I went to school with a raft of kids from Toad Hop at Consolidated School. They did seem a rough sort. The type to be avoided in the playground if possible. There was one large family that totaled about 10 or 11 kids. I got along well enough with the boy in my grade. He seemed a bit jumpy and sad, but nice enough to play baseball with. Later, I learned from another classmate that the boy’s father was the follower of a fundamentalist minister who had a Sunday morning ranting program on the radio. Each evening the father would return to Toad Hop from work and after dinner would line all the children up, no matter age or gender, and give them five strong whacks with his belt. It was done, he said, to punish them for whatever sins they had committed that day while he was away.
I also remember my Uncle Wayne and his family living there for a while, but my Uncle Wayne was the strong, silent, Clint Eastwood type who kept his nose out of other’s business and could handle himself if pushed to do so.
There is some dispute as to whether Toad Hop was actually platted as a community or not. One source says it was, in 1907. Another that it just kind of grew up around the mines and clay plant located near there. Whether because its comical name or the because the people who lived there were looked down upon, Toad Hop was often the object of derision.
In 1914 there appeared a photo that was carried in newspapers around the state that purported to be seeking brides for the lonely bachelors of the village. The photo showed a ragtag group of old men, scalawags, and hard cases. Calling Toad Hop an “historic and unique village,” the caption averred that Toad Hop had a larger percentage of bachelors than any town in the state. The photo provided ample proof of why that might be. It was almost certainly a joke. One of the pranks that some, like West Terre Hautean turned-Hollywood screenwriter Grover Jones (see previous blog entries for more about Jones), like to pull was to see if they could get phony photographs inserted into the papers. To test the idea I did a census search and found that only 3 of the men in the picture could be found to have lived in or near Toad Hop, according to census records.
Grover Jones later wrote several short stories published in Collier’s and other magazines set in Toad Hop, including one titled The Amazon of Toad Hop. More on that in part two of this blog coming soon.
The 1936 WPA Federal Writers’ Project guide entry on Toad Hop was succinct:

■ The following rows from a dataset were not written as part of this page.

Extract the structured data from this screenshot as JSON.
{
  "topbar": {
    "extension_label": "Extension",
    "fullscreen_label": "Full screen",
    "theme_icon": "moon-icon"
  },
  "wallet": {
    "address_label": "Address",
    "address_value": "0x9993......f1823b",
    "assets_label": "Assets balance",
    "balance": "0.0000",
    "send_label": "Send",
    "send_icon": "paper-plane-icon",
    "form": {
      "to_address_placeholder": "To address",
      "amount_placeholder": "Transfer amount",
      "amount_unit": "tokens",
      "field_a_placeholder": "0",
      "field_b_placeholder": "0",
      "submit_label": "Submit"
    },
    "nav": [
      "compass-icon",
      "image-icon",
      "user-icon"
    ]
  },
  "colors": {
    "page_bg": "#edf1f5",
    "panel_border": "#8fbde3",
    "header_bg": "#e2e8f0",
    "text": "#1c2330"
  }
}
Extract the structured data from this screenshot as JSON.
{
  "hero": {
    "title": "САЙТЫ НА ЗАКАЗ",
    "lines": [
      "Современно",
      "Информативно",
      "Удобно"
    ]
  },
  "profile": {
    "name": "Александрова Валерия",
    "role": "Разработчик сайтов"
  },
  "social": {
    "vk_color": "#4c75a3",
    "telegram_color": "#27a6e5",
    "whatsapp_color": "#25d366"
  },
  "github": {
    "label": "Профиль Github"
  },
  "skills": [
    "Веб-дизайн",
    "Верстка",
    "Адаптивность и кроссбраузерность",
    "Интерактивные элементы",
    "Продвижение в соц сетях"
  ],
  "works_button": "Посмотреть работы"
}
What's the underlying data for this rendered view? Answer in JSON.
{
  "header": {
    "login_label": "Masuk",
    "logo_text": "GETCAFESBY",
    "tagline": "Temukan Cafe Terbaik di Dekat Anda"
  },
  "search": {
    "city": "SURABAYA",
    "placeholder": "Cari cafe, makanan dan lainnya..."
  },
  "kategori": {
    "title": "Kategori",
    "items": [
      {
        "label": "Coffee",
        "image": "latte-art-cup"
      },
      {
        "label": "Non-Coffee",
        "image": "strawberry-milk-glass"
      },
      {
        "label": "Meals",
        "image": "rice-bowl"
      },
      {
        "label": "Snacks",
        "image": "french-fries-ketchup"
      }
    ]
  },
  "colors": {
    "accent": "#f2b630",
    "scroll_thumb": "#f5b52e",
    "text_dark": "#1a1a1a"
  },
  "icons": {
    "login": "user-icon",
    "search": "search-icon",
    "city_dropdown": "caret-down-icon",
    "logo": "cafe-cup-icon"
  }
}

“There have never been any distinguished persons or families residing in Toad Hop.
The architecture is of a general nature and has no unusual features.
There are no parks or monuments here.
The place has never been noted because of foreign groups that have resided here.
There are three groceries there, and a combination garage and soft drink parlor.
There are no churches there. There is one school known as the Toad Hop School. It has the first five grades with one teacher and 19 pupils.”
There may have still been a garage and soft drink parlor there when I was a kid, but I do not remember a grocery store, but then again I was never allowed to venture in to see.
I am currently gathering as many of the Toad Hop stories by Grover Jones as I can find. Most contemporaries who read them assured others that Jones’ basically only changed the names and slightly caricatured some of the protagonists. And they knew exactly who the character was based upon. I will blog about them soon.